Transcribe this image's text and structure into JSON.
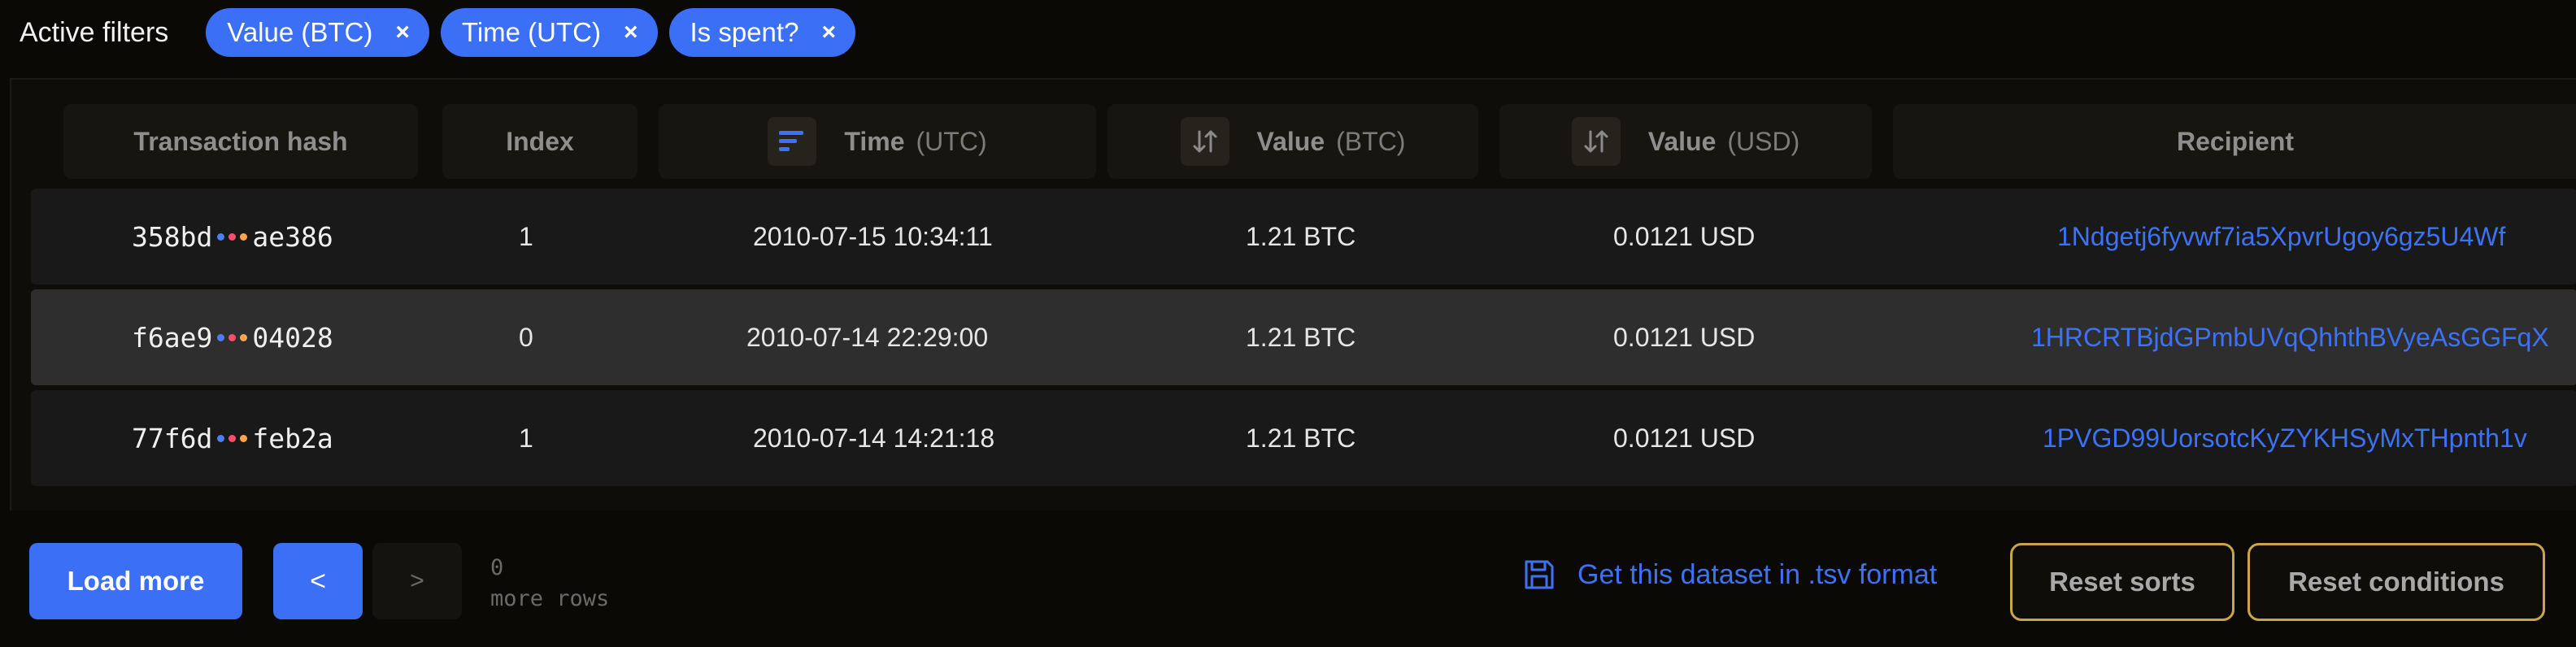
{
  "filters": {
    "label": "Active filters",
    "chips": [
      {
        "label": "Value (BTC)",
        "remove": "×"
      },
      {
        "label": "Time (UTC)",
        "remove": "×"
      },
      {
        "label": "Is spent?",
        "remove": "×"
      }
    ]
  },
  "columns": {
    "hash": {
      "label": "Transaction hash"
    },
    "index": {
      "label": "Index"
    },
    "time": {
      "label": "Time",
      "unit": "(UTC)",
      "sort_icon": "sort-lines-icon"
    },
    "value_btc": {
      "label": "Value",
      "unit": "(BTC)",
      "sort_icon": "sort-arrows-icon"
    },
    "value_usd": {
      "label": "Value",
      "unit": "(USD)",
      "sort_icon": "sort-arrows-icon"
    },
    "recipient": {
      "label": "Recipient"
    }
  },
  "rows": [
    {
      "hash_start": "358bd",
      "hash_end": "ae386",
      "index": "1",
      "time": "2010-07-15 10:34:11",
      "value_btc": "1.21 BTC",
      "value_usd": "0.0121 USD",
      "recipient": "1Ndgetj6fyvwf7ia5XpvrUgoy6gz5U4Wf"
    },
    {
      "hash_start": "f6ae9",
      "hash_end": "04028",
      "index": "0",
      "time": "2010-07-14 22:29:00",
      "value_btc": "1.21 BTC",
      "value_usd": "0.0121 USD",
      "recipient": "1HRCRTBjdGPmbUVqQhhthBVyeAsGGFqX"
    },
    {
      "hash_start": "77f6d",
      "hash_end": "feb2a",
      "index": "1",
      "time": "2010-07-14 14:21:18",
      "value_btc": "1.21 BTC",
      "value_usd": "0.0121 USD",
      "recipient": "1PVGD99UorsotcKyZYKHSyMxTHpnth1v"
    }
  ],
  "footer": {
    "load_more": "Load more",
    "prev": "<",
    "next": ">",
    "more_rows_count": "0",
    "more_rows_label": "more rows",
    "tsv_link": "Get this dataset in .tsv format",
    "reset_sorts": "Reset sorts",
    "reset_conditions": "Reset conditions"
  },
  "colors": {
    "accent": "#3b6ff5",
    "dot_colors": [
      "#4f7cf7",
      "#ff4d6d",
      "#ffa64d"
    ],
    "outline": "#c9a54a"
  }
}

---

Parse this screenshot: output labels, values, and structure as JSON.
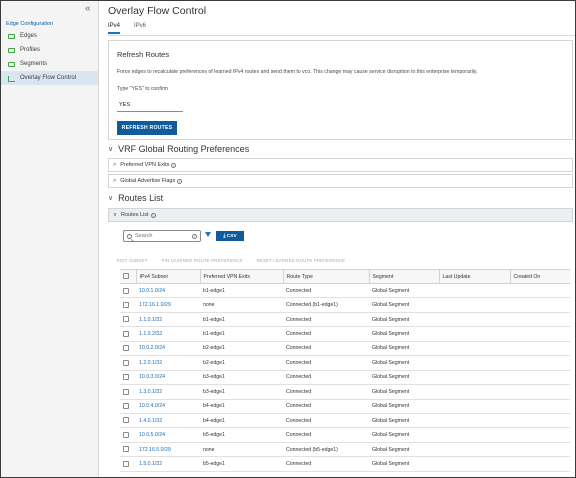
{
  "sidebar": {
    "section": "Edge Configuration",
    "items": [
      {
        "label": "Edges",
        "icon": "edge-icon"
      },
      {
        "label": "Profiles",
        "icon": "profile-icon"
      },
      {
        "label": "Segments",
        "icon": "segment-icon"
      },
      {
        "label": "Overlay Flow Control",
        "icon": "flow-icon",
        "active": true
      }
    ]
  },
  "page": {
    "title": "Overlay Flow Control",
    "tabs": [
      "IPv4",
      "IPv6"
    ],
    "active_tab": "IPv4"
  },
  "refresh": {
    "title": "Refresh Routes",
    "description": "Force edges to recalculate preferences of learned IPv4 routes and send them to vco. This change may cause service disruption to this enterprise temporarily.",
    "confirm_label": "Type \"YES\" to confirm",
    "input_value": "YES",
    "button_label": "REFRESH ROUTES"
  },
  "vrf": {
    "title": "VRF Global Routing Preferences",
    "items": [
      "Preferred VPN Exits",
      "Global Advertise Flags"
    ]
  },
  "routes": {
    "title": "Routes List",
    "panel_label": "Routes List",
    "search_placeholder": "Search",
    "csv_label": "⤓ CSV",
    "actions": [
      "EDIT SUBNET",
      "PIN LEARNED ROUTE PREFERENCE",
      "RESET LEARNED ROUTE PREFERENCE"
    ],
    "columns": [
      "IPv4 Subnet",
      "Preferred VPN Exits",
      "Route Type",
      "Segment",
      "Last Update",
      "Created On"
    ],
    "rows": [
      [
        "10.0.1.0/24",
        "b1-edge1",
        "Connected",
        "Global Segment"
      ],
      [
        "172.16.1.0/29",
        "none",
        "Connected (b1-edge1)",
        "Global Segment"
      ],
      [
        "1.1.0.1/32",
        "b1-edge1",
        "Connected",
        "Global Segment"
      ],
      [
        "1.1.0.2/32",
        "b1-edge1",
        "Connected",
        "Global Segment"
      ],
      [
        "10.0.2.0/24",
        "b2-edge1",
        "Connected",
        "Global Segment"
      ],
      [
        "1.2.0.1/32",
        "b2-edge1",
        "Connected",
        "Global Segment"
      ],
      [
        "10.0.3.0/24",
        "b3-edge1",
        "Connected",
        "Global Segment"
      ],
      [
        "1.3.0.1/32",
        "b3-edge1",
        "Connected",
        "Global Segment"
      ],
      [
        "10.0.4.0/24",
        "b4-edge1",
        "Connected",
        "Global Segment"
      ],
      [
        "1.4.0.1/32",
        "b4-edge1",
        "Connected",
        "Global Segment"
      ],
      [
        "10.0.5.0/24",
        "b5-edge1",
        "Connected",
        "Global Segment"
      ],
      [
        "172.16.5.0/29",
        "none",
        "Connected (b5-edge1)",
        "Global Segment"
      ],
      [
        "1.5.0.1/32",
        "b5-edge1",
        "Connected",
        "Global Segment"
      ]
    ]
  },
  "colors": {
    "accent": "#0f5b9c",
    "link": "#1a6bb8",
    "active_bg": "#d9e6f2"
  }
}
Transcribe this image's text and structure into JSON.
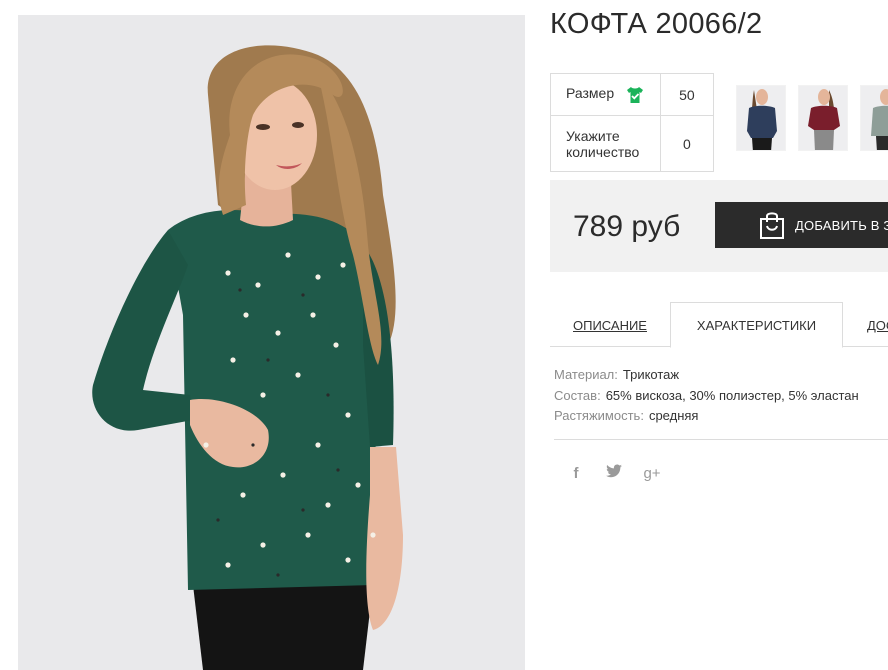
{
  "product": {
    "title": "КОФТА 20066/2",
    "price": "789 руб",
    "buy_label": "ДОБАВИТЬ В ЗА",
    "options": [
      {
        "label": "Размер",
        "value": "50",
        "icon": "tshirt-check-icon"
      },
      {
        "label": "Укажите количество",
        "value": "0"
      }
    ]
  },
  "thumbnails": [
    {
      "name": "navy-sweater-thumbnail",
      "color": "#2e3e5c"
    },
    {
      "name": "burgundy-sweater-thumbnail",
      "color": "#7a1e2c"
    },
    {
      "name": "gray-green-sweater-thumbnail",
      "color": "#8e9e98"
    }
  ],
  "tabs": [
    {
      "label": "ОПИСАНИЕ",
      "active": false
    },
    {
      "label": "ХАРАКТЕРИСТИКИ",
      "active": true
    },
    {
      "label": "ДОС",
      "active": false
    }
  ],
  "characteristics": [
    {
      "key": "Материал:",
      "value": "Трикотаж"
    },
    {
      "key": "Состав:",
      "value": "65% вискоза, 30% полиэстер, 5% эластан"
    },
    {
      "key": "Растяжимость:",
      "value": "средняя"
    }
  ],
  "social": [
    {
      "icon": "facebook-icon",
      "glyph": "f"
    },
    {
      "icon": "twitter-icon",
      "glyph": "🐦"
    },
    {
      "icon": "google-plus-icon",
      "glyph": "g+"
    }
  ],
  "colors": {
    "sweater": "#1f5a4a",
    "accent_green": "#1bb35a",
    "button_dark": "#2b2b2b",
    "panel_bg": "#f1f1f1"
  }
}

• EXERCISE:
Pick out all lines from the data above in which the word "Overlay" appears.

• OUTPUT OF THE EXERCISE:
        "label": "Overlay Flow Control",
    "title": "Overlay Flow Control",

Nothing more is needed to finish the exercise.